Have you ever come across an absolute gem of a place and been genuinely so excited to go!
Well let me tell you, I came across St Dunstan-in-the-East on Instagram, and knew that when I finally got to go and see my family, from in and around London this was certainly going to be a stop off.
I love finding little hidden gems. St Dunstan-in-the-East is probably one of the best kept secrets of London Town.
Just a 5 minute walk from Monument Tube Station, and pretty central between Tower and London Bridge lays this beautiful little church.
St Dunstan-in-the-East is this mesmerising church ruins that has been transformed into a stunning garden, and when I say stunning.. I mean STUNNING, like jaw dropping stunning.
Situated on St Dunstan’s Hill, a little side street just off of great Tower Street, it gives you the instant relief of the sounds and lights of London City, which as much as I love London, I find being somewhere like that, that is hectic and chaotic, nothing shy of overwhelming and sweating.
I apologise for the mental images, I can imagine they aren’t pleasant. But when you reach the church and step inside, the hectic noisy, chaotic, city just fades away. It’s like stepping into a scene from Alice in Wonderland.
A brief history
St Dunstan-in-the-East, was originally built in 1100, with a new south aisle being added at the later date in 1391.
The church building was damaged severely during the great fire of London in 1666. The church was never repaired to its former glory, but instead it was patched up during 1668-1701 to the designs of Sir Christopher Wren.
The repairs were built to be sympathetic to the original gothic style.
In 1817, the weight of the roof had pushed the walls out by seven inches, it was then decided that the church would be rebuilt from the arches up but it was later found that the building was so badly damaged it would need to be completely rebuilt.
The foundation stone, was placed in November 1817 and the new church was reopened as a place of worship, in January 1821.

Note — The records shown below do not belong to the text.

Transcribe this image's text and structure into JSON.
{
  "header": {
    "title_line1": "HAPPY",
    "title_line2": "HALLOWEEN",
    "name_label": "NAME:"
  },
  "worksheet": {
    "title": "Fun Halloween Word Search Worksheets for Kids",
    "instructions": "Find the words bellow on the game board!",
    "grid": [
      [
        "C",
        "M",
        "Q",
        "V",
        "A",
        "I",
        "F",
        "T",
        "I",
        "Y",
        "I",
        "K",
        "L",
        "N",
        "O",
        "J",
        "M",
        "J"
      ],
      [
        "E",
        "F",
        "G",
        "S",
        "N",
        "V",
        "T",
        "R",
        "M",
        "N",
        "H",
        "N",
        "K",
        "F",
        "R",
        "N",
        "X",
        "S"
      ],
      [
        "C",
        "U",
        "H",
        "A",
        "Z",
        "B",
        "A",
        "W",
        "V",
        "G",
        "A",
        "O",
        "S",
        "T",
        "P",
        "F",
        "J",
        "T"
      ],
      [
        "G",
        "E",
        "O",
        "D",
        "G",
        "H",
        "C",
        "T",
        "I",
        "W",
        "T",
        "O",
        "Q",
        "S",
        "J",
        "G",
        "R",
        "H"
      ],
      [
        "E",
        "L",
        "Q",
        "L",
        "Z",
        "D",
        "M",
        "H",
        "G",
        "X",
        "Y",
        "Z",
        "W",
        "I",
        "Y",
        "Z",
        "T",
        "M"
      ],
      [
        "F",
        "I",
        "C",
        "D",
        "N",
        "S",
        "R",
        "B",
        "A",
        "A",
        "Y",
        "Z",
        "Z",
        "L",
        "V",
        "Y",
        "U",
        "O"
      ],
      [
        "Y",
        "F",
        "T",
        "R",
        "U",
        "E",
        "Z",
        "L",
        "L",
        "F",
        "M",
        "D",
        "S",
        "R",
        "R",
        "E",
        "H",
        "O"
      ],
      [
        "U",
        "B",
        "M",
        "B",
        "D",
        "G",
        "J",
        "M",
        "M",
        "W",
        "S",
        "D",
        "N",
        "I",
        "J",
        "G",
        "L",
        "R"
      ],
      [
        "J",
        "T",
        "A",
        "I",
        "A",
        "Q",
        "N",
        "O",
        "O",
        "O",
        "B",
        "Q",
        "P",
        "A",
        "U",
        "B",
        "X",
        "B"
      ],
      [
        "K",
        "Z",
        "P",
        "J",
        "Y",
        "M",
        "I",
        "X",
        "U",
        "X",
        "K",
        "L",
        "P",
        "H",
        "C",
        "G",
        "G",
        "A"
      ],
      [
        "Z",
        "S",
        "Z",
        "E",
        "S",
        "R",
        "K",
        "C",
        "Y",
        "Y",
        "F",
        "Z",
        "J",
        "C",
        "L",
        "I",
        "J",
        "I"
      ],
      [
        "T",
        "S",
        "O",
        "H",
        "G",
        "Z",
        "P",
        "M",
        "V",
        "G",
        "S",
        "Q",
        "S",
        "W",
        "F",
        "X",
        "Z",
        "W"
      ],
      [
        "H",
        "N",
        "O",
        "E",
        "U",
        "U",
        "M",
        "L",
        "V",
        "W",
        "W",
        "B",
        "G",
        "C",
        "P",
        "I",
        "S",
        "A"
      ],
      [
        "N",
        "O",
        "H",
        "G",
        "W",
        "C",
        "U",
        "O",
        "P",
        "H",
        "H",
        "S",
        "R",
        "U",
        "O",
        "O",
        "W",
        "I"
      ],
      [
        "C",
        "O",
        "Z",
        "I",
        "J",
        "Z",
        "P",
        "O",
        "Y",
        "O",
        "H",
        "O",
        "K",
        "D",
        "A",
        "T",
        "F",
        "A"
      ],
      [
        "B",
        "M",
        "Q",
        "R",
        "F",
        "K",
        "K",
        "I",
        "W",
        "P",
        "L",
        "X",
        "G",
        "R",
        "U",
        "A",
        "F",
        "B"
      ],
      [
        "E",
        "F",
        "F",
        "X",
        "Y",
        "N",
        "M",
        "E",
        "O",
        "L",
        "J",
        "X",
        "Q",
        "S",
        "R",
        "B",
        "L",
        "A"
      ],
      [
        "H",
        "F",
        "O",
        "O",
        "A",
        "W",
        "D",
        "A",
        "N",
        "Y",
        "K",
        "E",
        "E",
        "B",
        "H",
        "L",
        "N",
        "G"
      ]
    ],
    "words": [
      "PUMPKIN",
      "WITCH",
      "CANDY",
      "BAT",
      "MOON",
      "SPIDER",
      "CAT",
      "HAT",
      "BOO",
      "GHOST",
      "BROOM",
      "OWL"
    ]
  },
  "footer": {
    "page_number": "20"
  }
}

The church was again, terribly damaged, this time during the Blitz in 1941. The tower and steeple managed to survive the onslaught of bombs, however the only other part of the church building that managed to survive was the north and south walls.
After the war during the reorganisation of the Anglican Church, it was decided not to rebuild. Then some 20 years later 1967 it was decided to transform the ruins, in the glorious public garden it is today.
A Lawn, trees and a low fountain were added. The tower that survived all of that, still stands proud, and now houses the All Hallows House Foundation.
I mean I knew it was beautiful from the tiny bit of research I did before I went, but the history, I’m such a geek for history and it honestly just makes me love this enchanted garden even more. It is hands down one of the most breathe taking places I have ever visited.
The ivy that climbs round the gothic windows. The beautiful light streaming through the window frames, and the hundreds of different shades or greens, yellows, and reds of the flowers, and trees were exquisite.
Whilst I stood there with my jaw practically hitting the floor, the entire world just stood still.
St Dunstan in the east
St Dunstan Hill,
Five minute walk from Monument Station.
Entrance is completely free and is open 7 days a week, from 8am – 7pm/dusk.